On occasion, extremists have threatened or suggested threats against the public officials responsible for filing these documents. Additionally, the time, attention and resources that are used to deal with the conduct diverts officials from other necessary duties. There is also considerable cost involved in prosecuting these cases.
The filing of liens also causes actual or potential credit or financial problems. In one case, a civil action had to be filed to completely remove the liens from the public computer database at considerable cost to the state. Even more disconcerting were the substantial and continuing credit problems caused by the bankruptcy petitions.
Finally, there is another indirect impact that has potentially serious consequences for all levels of government: Such conduct may discourage people from holding or running for public office, thus having a detrimental effect on the ability to retain or attract qualified officials to representative democracy.
All of these effects must be considered when deciding to investigate, prosecute, and sentence individuals engaging in such conduct.
III. GOVERNMENT REACTION/PROSECUTIONS
In response to the activities described above, action has been taken by state, local and federal authorities in Wisconsin. Local district attorneys have pursued cases involving extremists.
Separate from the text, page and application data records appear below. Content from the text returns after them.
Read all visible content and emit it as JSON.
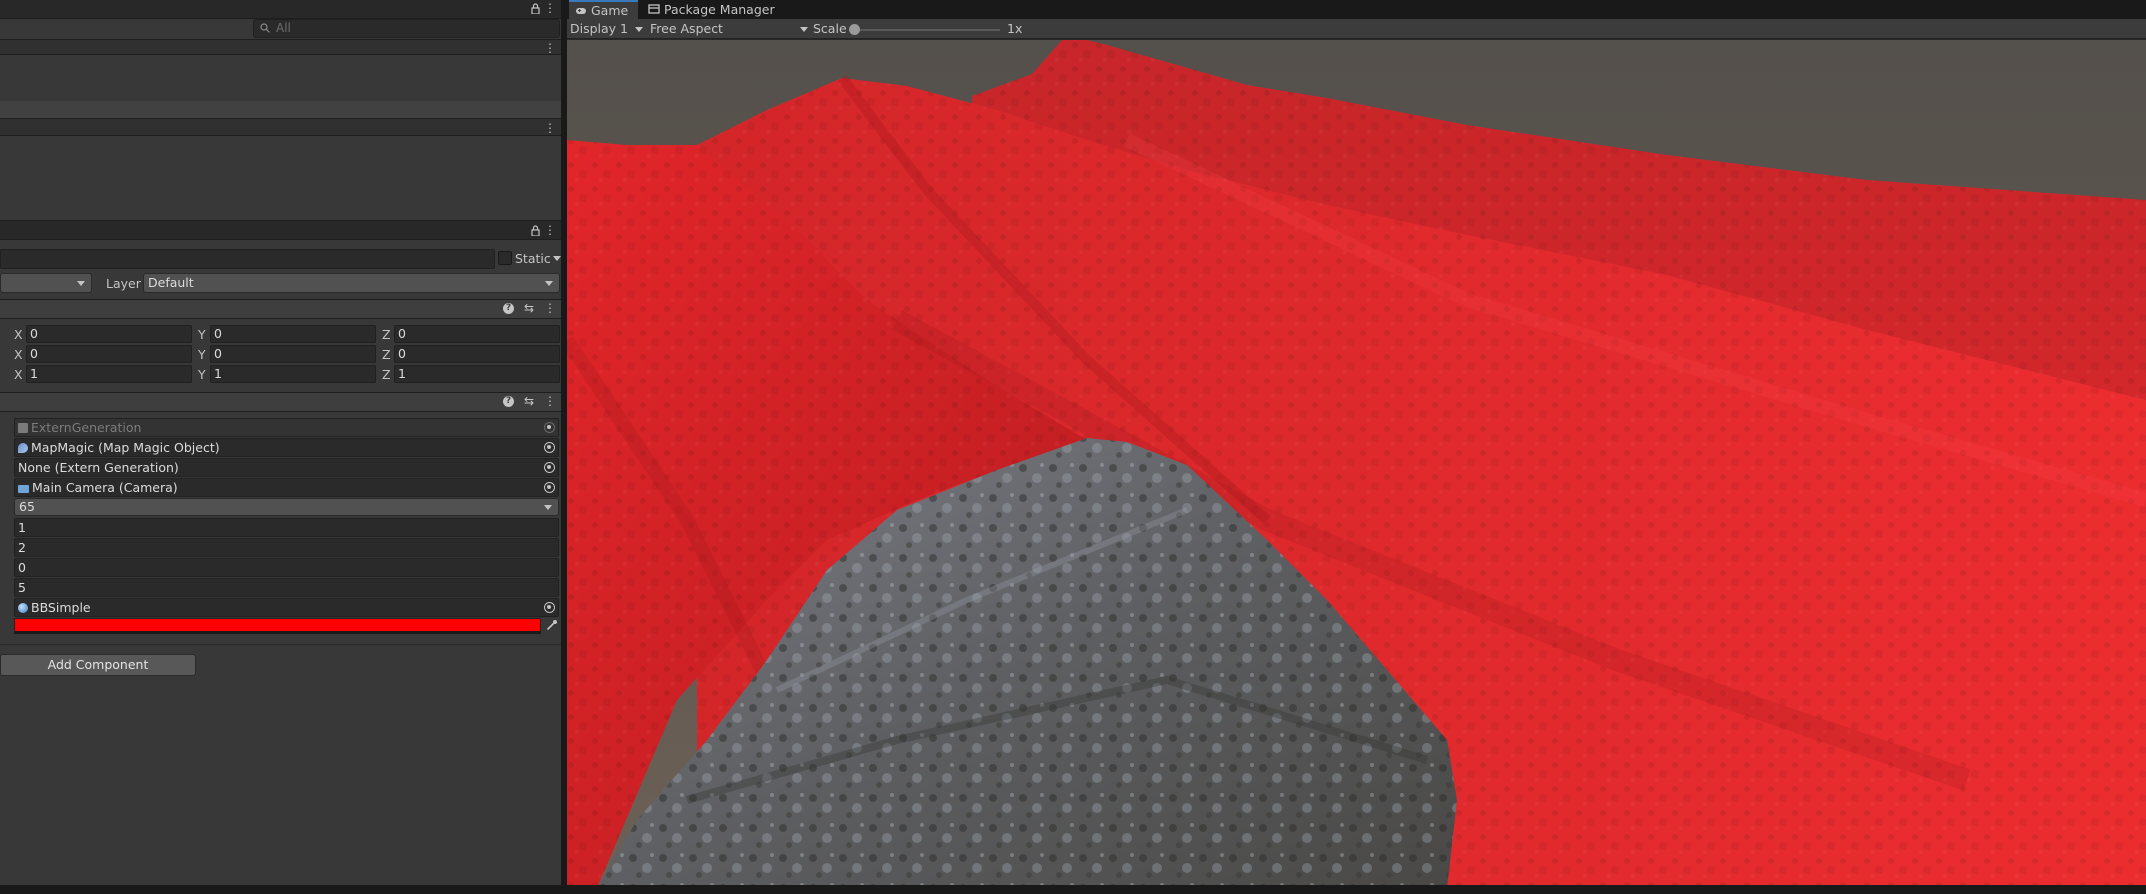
{
  "hierarchy": {
    "search_placeholder": "All"
  },
  "inspector": {
    "static_label": "Static",
    "layer_label": "Layer",
    "layer_value": "Default",
    "transform": {
      "position": {
        "x": "0",
        "y": "0",
        "z": "0"
      },
      "rotation": {
        "x": "0",
        "y": "0",
        "z": "0"
      },
      "scale": {
        "x": "1",
        "y": "1",
        "z": "1"
      }
    },
    "axis_labels": {
      "x": "X",
      "y": "Y",
      "z": "Z"
    },
    "script_fields": {
      "script": "ExternGeneration",
      "map_magic": "MapMagic (Map Magic Object)",
      "extern_generation": "None (Extern Generation)",
      "camera": "Main Camera (Camera)",
      "dropdown_value": "65",
      "value_1": "1",
      "value_2": "2",
      "value_3": "0",
      "value_4": "5",
      "material": "BBSimple",
      "color": "#ff0000"
    },
    "add_component_label": "Add Component"
  },
  "game_view": {
    "tabs": [
      {
        "label": "Game",
        "icon": "gamepad-icon",
        "active": true
      },
      {
        "label": "Package Manager",
        "icon": "package-icon",
        "active": false
      }
    ],
    "display": "Display 1",
    "aspect": "Free Aspect",
    "scale_label": "Scale",
    "scale_value": "1x",
    "scale_level": 0.0
  },
  "colors": {
    "terrain_red": "#e8272a",
    "panel_bg": "#383838",
    "header_bg": "#282828",
    "field_bg": "#2a2a2a",
    "accent_blue": "#3a79bb"
  }
}
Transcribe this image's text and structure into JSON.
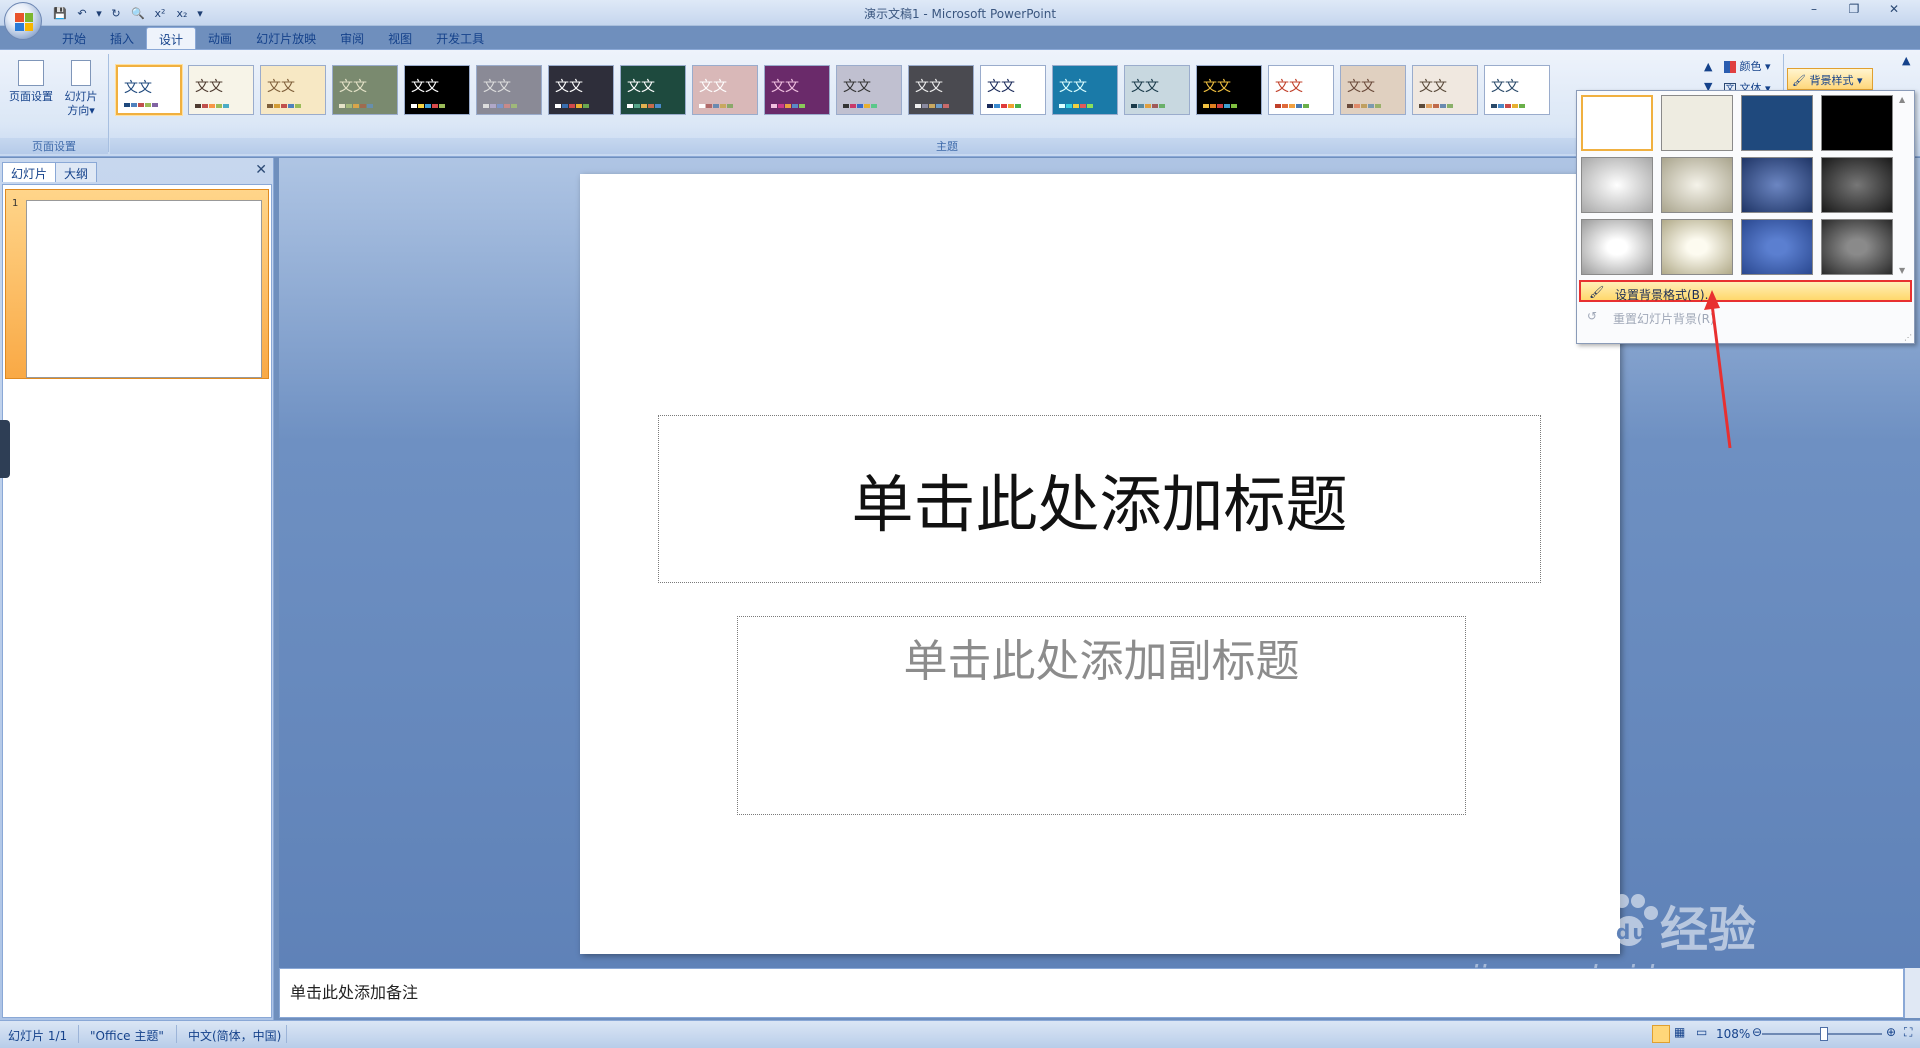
{
  "window": {
    "title": "演示文稿1 - Microsoft PowerPoint",
    "controls": [
      "minimize",
      "restore",
      "close"
    ]
  },
  "quick_access": [
    "save-icon",
    "undo-icon",
    "redo-icon",
    "print-preview-icon",
    "superscript-icon",
    "subscript-icon"
  ],
  "ribbon_tabs": [
    {
      "label": "开始",
      "active": false
    },
    {
      "label": "插入",
      "active": false
    },
    {
      "label": "设计",
      "active": true
    },
    {
      "label": "动画",
      "active": false
    },
    {
      "label": "幻灯片放映",
      "active": false
    },
    {
      "label": "审阅",
      "active": false
    },
    {
      "label": "视图",
      "active": false
    },
    {
      "label": "开发工具",
      "active": false
    }
  ],
  "ribbon": {
    "page_setup": {
      "page_setup_label": "页面设置",
      "orientation_label_1": "幻灯片",
      "orientation_label_2": "方向",
      "group_label": "页面设置"
    },
    "themes": {
      "group_label": "主题",
      "theme_text": "文文",
      "count": 22
    },
    "colors_label": "颜色",
    "fonts_label": "文体",
    "background_styles_label": "背景样式"
  },
  "left_panel": {
    "tabs": [
      "幻灯片",
      "大纲"
    ],
    "active_tab": "幻灯片",
    "slide_number": "1"
  },
  "slide": {
    "title_placeholder": "单击此处添加标题",
    "subtitle_placeholder": "单击此处添加副标题"
  },
  "notes": {
    "placeholder": "单击此处添加备注"
  },
  "background_menu": {
    "items": [
      {
        "label": "设置背景格式(B)...",
        "enabled": true,
        "highlighted": true
      },
      {
        "label": "重置幻灯片背景(R)",
        "enabled": false,
        "highlighted": false
      }
    ]
  },
  "watermark": {
    "logo": "Bai",
    "brand": "经验",
    "url": "jingyan.baidu.com"
  },
  "status_bar": {
    "slide_info": "幻灯片 1/1",
    "theme": "\"Office 主题\"",
    "language": "中文(简体，中国)",
    "zoom": "108%"
  },
  "colors": {
    "ribbon_bg": "#dbe7f6",
    "workspace_bg": "#6e90c2",
    "highlight": "#ffd86c",
    "annotation_red": "#e83030"
  }
}
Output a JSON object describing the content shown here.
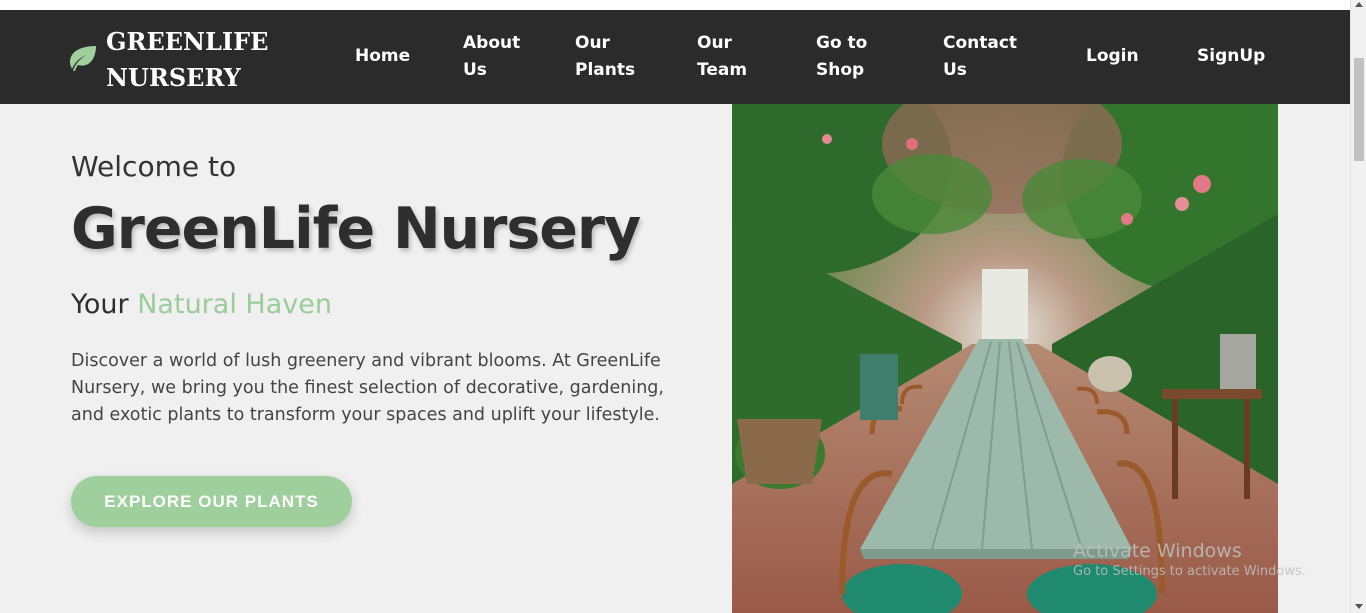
{
  "brand": {
    "line1": "GREENLIFE",
    "line2": "NURSERY",
    "icon": "leaf-icon",
    "icon_color": "#9fcf9c"
  },
  "nav": {
    "home": "Home",
    "about": [
      "About",
      "Us"
    ],
    "plants": [
      "Our",
      "Plants"
    ],
    "team": [
      "Our",
      "Team"
    ],
    "shop": [
      "Go to",
      "Shop"
    ],
    "contact": [
      "Contact",
      "Us"
    ],
    "login": "Login",
    "signup": "SignUp"
  },
  "hero": {
    "welcome": "Welcome to",
    "title": "GreenLife Nursery",
    "tagline_prefix": "Your ",
    "tagline_accent": "Natural Haven",
    "description": "Discover a world of lush greenery and vibrant blooms. At GreenLife Nursery, we bring you the finest selection of decorative, gardening, and exotic plants to transform your spaces and uplift your lifestyle.",
    "cta": "EXPLORE OUR PLANTS",
    "image": "greenhouse-dining-photo"
  },
  "watermark": {
    "line1": "Activate Windows",
    "line2": "Go to Settings to activate Windows."
  },
  "colors": {
    "navbar": "#2b2b2b",
    "accent": "#9fcf9c",
    "background": "#f0f0f0"
  }
}
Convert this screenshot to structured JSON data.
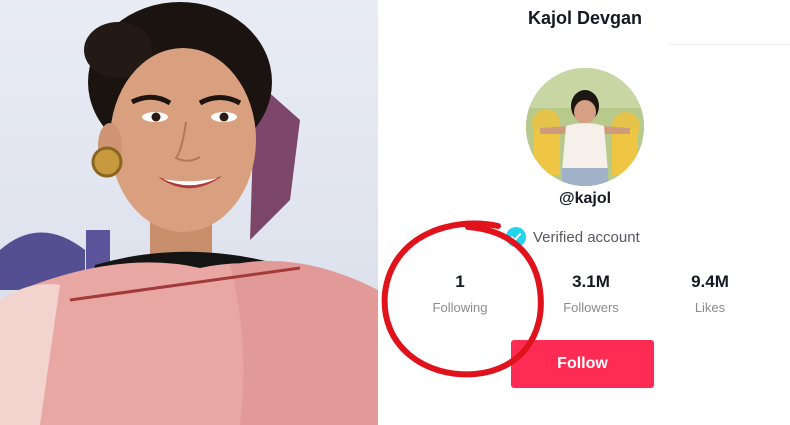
{
  "profile": {
    "display_name": "Kajol Devgan",
    "handle": "@kajol",
    "verified_label": "Verified account",
    "stats": [
      {
        "value": "1",
        "label": "Following"
      },
      {
        "value": "3.1M",
        "label": "Followers"
      },
      {
        "value": "9.4M",
        "label": "Likes"
      }
    ],
    "follow_button_label": "Follow"
  },
  "colors": {
    "follow_button": "#fe2c55",
    "verified_badge": "#20d5ec",
    "annotation_circle": "#e0131d"
  },
  "icons": {
    "verified": "check-badge-icon"
  }
}
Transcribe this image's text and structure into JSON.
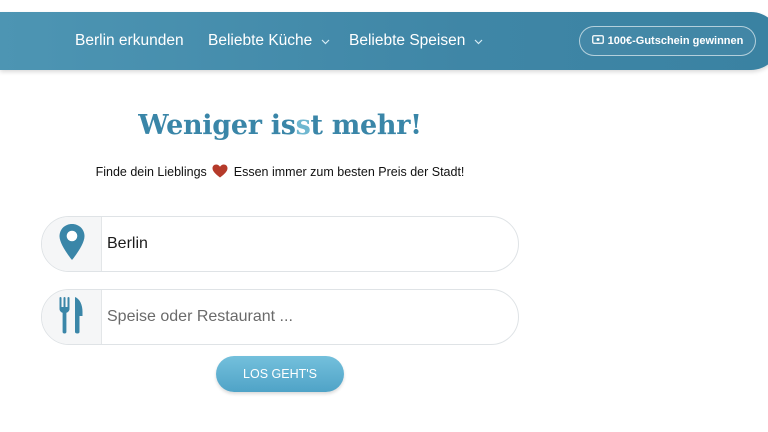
{
  "nav": {
    "items": [
      {
        "label": "Berlin erkunden"
      },
      {
        "label": "Beliebte Küche"
      },
      {
        "label": "Beliebte Speisen"
      }
    ],
    "voucher_label": "100€-Gutschein gewinnen"
  },
  "hero": {
    "headline_part1": "Weniger is",
    "headline_accent": "s",
    "headline_part2": "t mehr!",
    "tagline_before": "Finde dein Lieblings",
    "tagline_after": "Essen immer zum besten Preis der Stadt!"
  },
  "search": {
    "location_value": "Berlin",
    "food_placeholder": "Speise oder Restaurant ...",
    "submit_label": "LOS GEHT'S"
  },
  "colors": {
    "brand": "#3f86a6",
    "accent": "#6fb7d0",
    "heart": "#b53a2a"
  },
  "icons": [
    "chevron-down-icon",
    "ticket-icon",
    "heart-icon",
    "location-pin-icon",
    "cutlery-icon"
  ]
}
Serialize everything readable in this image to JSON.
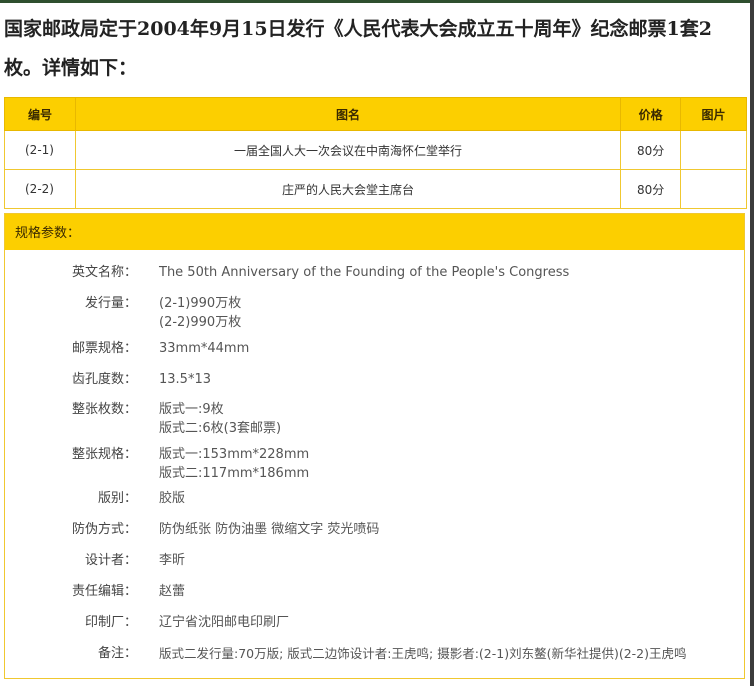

The Wisconsin Department of Justice (WDOJ) now operates a Domestic Security Unit that investigates anti-government extremist activity, and conducts trainings for law enforcement, public officials and prosecutors. Federal authorities have also initiated investigations and prosecutions against individuals who file phony tax forms with the IRS.
The WDOJ has initiated a number of prosecutions, including in one case involving an individual who fled Wisconsin after being charged with simulating legal process by sending out phony court hearing notices and declaratory judgments. The accused issued the documents against law enforcement officers who he was charged with assaulting.
Additionally, another extremist was recently convicted of criminal slander of title. He was sentenced to five years in prison followed by extended supervision. Two other individuals were convicted the same year of simulating legal process when they served a judge, clerk of court, prosecutor and three law enforcement officers with a phony summons and complaint. Information indicates that they have engaged in similar conduct in other states including Michigan and Missouri.
It is interesting to note that many of the documents used by extremists are identical or share common characteristics. This suggests a common source or documents or connection among such persons. But despite the seeming existence of a pervasive network, the prosecutions appear to have had an impact: the level of such activity by others in the counties where the defendants reside has greatly decreased.
Wisconsin is not unique in the issues and offenses it faces by anti-government extremists. However, some of the tactics employed by Wisconsin extremists in the recent past bear watching, as they may be a prelude to other illegal activity. The WDOJ has worked on several fronts to deal with such conduct and continues to do so. The Department operates on the belief that an aggressive stance on such conduct will serve to diminish its occurrence and protect public officials and private citizens from harassment and intimidation by those who reject all forms of governmental authority.
Roy Korte has been an assistant attorney general with the Criminal Litigation, Anti-Trust and Consumer Protection unit of the Wisconsin Department of Justice since 1992. Mr. Korte has provided training regarding extremist activity to Wisconsin prosecutors, law enforcement officers and other public officials. Mr. Korte also monitors extremist activity in Wisconsin and has been involved in the investigation and prosecution of a number of anti-government extremists.